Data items
■ ■ ■ ■ ■
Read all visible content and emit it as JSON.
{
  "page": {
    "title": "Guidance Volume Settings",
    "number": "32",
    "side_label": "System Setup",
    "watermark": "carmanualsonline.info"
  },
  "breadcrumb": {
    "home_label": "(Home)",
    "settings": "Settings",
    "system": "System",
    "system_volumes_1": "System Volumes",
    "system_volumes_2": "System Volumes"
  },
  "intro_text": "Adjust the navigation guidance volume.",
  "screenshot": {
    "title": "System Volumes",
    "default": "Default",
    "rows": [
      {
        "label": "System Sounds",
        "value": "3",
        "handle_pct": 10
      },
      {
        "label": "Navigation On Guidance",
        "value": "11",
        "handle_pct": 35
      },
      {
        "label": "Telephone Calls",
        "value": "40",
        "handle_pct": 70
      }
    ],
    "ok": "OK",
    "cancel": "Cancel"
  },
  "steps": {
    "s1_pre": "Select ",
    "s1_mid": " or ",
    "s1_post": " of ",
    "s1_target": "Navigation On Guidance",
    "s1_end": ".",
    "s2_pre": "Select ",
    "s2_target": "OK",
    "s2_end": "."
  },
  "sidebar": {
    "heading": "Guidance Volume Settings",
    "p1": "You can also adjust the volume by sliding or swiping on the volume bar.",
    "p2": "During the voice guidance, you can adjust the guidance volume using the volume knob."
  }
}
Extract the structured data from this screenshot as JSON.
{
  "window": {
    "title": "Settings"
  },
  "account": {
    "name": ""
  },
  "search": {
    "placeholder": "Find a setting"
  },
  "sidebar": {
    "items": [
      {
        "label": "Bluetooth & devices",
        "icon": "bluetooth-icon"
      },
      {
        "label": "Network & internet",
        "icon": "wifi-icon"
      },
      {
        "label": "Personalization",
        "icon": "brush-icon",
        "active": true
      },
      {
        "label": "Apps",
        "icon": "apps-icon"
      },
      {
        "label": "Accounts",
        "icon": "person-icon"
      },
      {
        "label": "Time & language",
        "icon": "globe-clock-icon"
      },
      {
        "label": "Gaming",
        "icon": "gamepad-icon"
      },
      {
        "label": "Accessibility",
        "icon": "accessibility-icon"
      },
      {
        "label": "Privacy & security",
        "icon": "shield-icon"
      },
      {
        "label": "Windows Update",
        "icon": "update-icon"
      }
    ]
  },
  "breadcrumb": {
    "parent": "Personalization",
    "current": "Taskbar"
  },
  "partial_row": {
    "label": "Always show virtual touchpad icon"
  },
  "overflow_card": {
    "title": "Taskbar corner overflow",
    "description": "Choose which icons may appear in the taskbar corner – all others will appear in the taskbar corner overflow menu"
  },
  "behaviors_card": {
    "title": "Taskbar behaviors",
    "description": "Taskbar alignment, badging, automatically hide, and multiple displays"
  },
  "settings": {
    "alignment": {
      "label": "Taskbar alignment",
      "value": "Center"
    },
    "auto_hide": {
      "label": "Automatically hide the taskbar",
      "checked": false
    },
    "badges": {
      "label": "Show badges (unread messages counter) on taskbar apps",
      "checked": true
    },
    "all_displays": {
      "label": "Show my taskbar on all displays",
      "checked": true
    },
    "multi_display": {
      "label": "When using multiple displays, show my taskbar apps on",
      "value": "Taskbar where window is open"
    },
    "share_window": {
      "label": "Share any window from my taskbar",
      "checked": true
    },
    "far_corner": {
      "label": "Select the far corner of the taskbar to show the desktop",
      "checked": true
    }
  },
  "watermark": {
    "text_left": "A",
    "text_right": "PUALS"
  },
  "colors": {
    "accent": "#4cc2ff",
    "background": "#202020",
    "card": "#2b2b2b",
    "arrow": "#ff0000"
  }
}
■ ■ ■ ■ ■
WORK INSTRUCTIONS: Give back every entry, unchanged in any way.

TASK RESPONSE:
Read all visible content and emit it as JSON.
{
  "page": {
    "title": "Guidance Volume Settings",
    "number": "32",
    "side_label": "System Setup",
    "watermark": "carmanualsonline.info"
  },
  "breadcrumb": {
    "home_label": "(Home)",
    "settings": "Settings",
    "system": "System",
    "system_volumes_1": "System Volumes",
    "system_volumes_2": "System Volumes"
  },
  "intro_text": "Adjust the navigation guidance volume.",
  "screenshot": {
    "title": "System Volumes",
    "default": "Default",
    "rows": [
      {
        "label": "System Sounds",
        "value": "3",
        "handle_pct": 10
      },
      {
        "label": "Navigation On Guidance",
        "value": "11",
        "handle_pct": 35
      },
      {
        "label": "Telephone Calls",
        "value": "40",
        "handle_pct": 70
      }
    ],
    "ok": "OK",
    "cancel": "Cancel"
  },
  "steps": {
    "s1_pre": "Select ",
    "s1_mid": " or ",
    "s1_post": " of ",
    "s1_target": "Navigation On Guidance",
    "s1_end": ".",
    "s2_pre": "Select ",
    "s2_target": "OK",
    "s2_end": "."
  },
  "sidebar": {
    "heading": "Guidance Volume Settings",
    "p1": "You can also adjust the volume by sliding or swiping on the volume bar.",
    "p2": "During the voice guidance, you can adjust the guidance volume using the volume knob."
  }
}
Extract the structured data from this screenshot as JSON.
{
  "window": {
    "title": "Settings"
  },
  "account": {
    "name": ""
  },
  "search": {
    "placeholder": "Find a setting"
  },
  "sidebar": {
    "items": [
      {
        "label": "Bluetooth & devices",
        "icon": "bluetooth-icon"
      },
      {
        "label": "Network & internet",
        "icon": "wifi-icon"
      },
      {
        "label": "Personalization",
        "icon": "brush-icon",
        "active": true
      },
      {
        "label": "Apps",
        "icon": "apps-icon"
      },
      {
        "label": "Accounts",
        "icon": "person-icon"
      },
      {
        "label": "Time & language",
        "icon": "globe-clock-icon"
      },
      {
        "label": "Gaming",
        "icon": "gamepad-icon"
      },
      {
        "label": "Accessibility",
        "icon": "accessibility-icon"
      },
      {
        "label": "Privacy & security",
        "icon": "shield-icon"
      },
      {
        "label": "Windows Update",
        "icon": "update-icon"
      }
    ]
  },
  "breadcrumb": {
    "parent": "Personalization",
    "current": "Taskbar"
  },
  "partial_row": {
    "label": "Always show virtual touchpad icon"
  },
  "overflow_card": {
    "title": "Taskbar corner overflow",
    "description": "Choose which icons may appear in the taskbar corner – all others will appear in the taskbar corner overflow menu"
  },
  "behaviors_card": {
    "title": "Taskbar behaviors",
    "description": "Taskbar alignment, badging, automatically hide, and multiple displays"
  },
  "settings": {
    "alignment": {
      "label": "Taskbar alignment",
      "value": "Center"
    },
    "auto_hide": {
      "label": "Automatically hide the taskbar",
      "checked": false
    },
    "badges": {
      "label": "Show badges (unread messages counter) on taskbar apps",
      "checked": true
    },
    "all_displays": {
      "label": "Show my taskbar on all displays",
      "checked": true
    },
    "multi_display": {
      "label": "When using multiple displays, show my taskbar apps on",
      "value": "Taskbar where window is open"
    },
    "share_window": {
      "label": "Share any window from my taskbar",
      "checked": true
    },
    "far_corner": {
      "label": "Select the far corner of the taskbar to show the desktop",
      "checked": true
    }
  },
  "watermark": {
    "text_left": "A",
    "text_right": "PUALS"
  },
  "colors": {
    "accent": "#4cc2ff",
    "background": "#202020",
    "card": "#2b2b2b",
    "arrow": "#ff0000"
  }
}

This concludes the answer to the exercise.